We closed for outline applications to our Research Project Grant scheme on 17th May and received over 85 applications. We recently let applicants know whether they had been invited to submit a full application and, once again, we received many more applications that we can possibly fund.
Applications were assessed primarily in terms of:
- How well they fit within the Trust’s funding remit and how they would be addressing the Trust’s strategic objectives and funding priorities
- How they would help to expand and/or sustain capacity in the Trust’s area of focus
- Their ‘pathway to impact’ plan detailing how the project would make a difference to understanding the mechanisms of ageing, treating age-related diseases and improving the lives of older people and the time-frame in which it would do so.
Characteristics of unsuccessful applications:
- Not mentioning the Trust or its strategic objectives. Please don’t assume that because your project is investigating an age-related disease that this immediately ticks the box for this question. We want to see that you have proactively engaged with the Trust’s funding priorities and strategic plan and considered how your project will address these.
- Limited alignment with the Trust’s funding remit and strategic objectives. A number of applications described projects which appeared to have been shoehorned into the remit of research into age-related diseases and frailty and/or improving the care and support of older people.
- Giving generic statements on sustaining and/or expanding research capacity in the Trust’s area of focus. Successful applications gave specific examples of how research careers would be supported for the project duration, including mentoring, formal training etc. as well as linking to wider institutional frameworks and support – for example, the Athena Swan status of the department and other opportunities for training and development. Please don’t use this question as a space to provide career overviews of the principal investigator and co-investigators. Instead, provide specific examples of support which will be provided for them and the wider research team.
- Generic or unrealistic ‘pathway to impact’ statements. The impact statement is a great opportunity for you to show why the research you are doing is important and the impact you plan for it to have. Please avoid using generic statements and provide a credible impact plan, including specific examples of actions you will be taking to achieve the impacts described and the time-frame in which these are likely to occur. Whilst you will have the opportunity to provide further detail if you are invited to submit a full application, the information you provide in your outline application should give some comfort that detailed thought has been given as to how the results of the work will influence the wider research, policy and practice communities and whether different approaches are needed for different audiences. You should demonstrate an understanding that impacts can be supported through a range of diverse activities, beyond traditional dissemination, and can become manifest at different stages of the research process.
- Lack of consideration given to Patient and Public Involvement (PPI). For basic science proposals we understand that it may not be appropriate to involve older people directly in the research, but it is important to still consider how older people will be engaged with the study and findings. For social science applications, what is the proposed focus of interest and value to older people? Have they said so? Have they been part of the design and is the PPI genuine, i.e. are older people partners rather than just subjects?
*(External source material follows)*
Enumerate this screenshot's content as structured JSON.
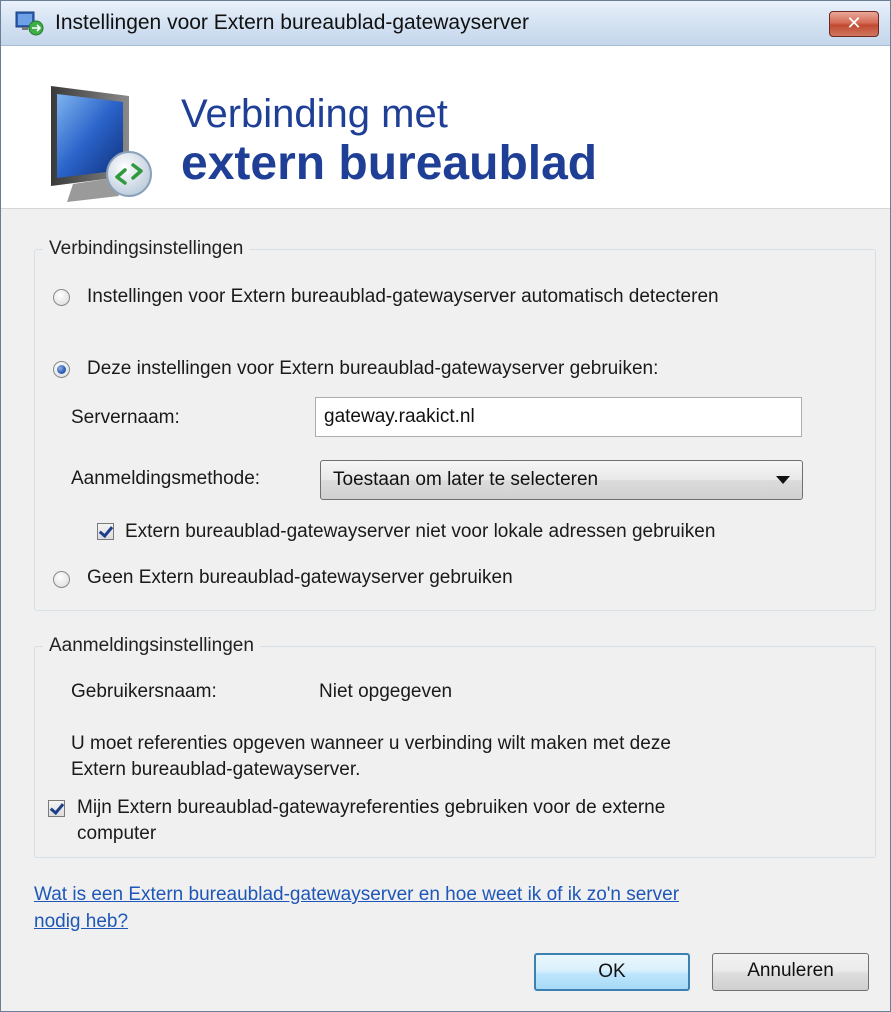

- Lack of novelty/innovation in research objectives and methods. As stated in the Trust’s 2017-2020 strategic plan, our attitude to risk backs well-designed research which is imaginative, novel and acknowledges that the complexity of issues involved often need a multidisciplinary approach if it is to have real and positive impact on the lives of older people. Projects which demonstrated these qualities were assessed more favourably. If your project was not considered to be sufficiently novel it was not invited to the next stage.
- Few or no references provided. It is important that you demonstrate that your project is building upon current knowledge in the area and that there is evidence to support your assertions and rationale, or that you have generated preliminary data which supports your project objectives.
- Not representing good value-for-money. Please ensure that all costs have been checked with your finance department and that INVOLVE rates are used for PPI-related costs and that costs for health and social care research are correctly attributed using AcoRD guidance, when applicable.
- Not providing sufficient justification for collaborations. The Trust is keen to support projects which bring together multidisciplinary teams. However, it should be made clear what added value is provided by collaborating with other researchers/research teams, particularly if they are overseas.
- Not striking a balance between being succinct and giving enough detail. Assessors appreciate when applicants are focused and succinct in their answers, however, if you have only written 2/3 lines, answers are unlikely to have enough depth to properly address the question.
- Typos and obviously cut-and-pasted sections – please make sure that you read through the application before submitting (do make sure all the questions have been answered!) and try to avoid copying sections from the abstract into other questions. This gives the impression that you have not properly engaged with the question and often results in answers not reflecting what we are looking for. Although an application will not be rejected because of typos, it does make an application look less professional if there are frequent and obvious typos. It is also important to avoid using outdated terms when referring to older people.
- Research projects which were at PhD rather than post-doctoral level. The focus of the Research Project Grant scheme is for post-doctoral research. The Trust does provide Research Training Fellowships for PhD level study, more details of which can be found on the website.
All in all, is this work that you really want to do and think really needs to be done?